### Task to carry out
Pull out each line of the data that includes the word "sREGISTERCONFIRMATION".

### Study material
*** Begin section ***

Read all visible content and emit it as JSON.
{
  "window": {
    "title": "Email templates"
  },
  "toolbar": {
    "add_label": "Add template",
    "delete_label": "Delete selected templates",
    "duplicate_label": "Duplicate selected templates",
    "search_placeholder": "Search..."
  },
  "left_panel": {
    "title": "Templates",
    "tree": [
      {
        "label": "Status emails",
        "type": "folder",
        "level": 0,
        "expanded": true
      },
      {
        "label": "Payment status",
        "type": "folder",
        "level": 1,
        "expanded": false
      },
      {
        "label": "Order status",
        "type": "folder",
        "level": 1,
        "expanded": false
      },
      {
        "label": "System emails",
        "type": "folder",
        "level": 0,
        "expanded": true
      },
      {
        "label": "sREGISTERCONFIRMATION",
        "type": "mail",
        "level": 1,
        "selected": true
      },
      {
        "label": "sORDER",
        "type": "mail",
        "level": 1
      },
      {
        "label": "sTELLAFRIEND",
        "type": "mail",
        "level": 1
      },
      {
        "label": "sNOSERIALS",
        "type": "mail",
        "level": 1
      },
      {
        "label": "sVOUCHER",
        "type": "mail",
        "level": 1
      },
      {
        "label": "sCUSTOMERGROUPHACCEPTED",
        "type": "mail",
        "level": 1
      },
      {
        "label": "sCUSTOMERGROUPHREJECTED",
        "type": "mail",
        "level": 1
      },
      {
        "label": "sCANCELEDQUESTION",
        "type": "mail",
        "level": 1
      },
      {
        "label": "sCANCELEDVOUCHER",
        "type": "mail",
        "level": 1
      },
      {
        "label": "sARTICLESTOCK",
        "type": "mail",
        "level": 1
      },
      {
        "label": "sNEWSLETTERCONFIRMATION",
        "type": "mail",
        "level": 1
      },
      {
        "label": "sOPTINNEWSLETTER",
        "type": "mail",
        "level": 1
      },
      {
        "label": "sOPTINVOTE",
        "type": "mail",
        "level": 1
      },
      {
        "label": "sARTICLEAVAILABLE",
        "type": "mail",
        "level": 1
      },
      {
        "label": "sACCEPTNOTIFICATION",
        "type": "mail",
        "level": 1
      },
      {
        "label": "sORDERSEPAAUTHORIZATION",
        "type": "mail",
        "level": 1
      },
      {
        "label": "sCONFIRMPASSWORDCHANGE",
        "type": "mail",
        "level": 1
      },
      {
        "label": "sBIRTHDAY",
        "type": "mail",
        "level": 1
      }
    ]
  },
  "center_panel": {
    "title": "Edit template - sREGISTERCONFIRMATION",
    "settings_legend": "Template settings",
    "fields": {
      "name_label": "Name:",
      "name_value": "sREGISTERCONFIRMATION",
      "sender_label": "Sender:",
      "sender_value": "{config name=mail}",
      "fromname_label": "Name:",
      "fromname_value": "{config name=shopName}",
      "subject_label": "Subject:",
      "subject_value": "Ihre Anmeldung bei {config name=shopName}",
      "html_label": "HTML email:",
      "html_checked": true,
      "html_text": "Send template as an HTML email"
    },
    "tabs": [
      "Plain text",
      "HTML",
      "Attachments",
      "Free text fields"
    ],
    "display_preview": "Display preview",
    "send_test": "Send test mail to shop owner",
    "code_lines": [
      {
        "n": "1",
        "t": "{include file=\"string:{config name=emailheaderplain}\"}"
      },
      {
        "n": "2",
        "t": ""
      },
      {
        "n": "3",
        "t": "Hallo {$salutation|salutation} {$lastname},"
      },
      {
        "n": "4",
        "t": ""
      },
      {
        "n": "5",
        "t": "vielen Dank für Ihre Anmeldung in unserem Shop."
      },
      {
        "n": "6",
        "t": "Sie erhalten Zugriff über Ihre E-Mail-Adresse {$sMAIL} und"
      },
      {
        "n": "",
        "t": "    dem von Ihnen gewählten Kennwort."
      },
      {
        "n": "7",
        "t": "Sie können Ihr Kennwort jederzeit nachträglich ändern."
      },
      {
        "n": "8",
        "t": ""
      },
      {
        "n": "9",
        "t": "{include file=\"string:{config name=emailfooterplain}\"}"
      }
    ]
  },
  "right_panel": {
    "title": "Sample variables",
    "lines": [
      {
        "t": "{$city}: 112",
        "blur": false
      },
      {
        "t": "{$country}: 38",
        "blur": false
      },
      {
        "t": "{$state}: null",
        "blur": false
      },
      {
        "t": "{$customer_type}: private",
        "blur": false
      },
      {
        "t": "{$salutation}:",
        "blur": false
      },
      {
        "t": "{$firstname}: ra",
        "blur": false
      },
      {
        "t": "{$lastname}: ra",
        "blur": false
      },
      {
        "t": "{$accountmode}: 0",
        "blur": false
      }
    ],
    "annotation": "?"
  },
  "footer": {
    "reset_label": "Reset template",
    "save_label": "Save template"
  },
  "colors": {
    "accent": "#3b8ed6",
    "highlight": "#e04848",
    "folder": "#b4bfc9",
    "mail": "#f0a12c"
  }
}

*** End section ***

### Solution for this exercise
        "label": "sREGISTERCONFIRMATION",
    "title": "Edit template - sREGISTERCONFIRMATION",
      "name_value": "sREGISTERCONFIRMATION",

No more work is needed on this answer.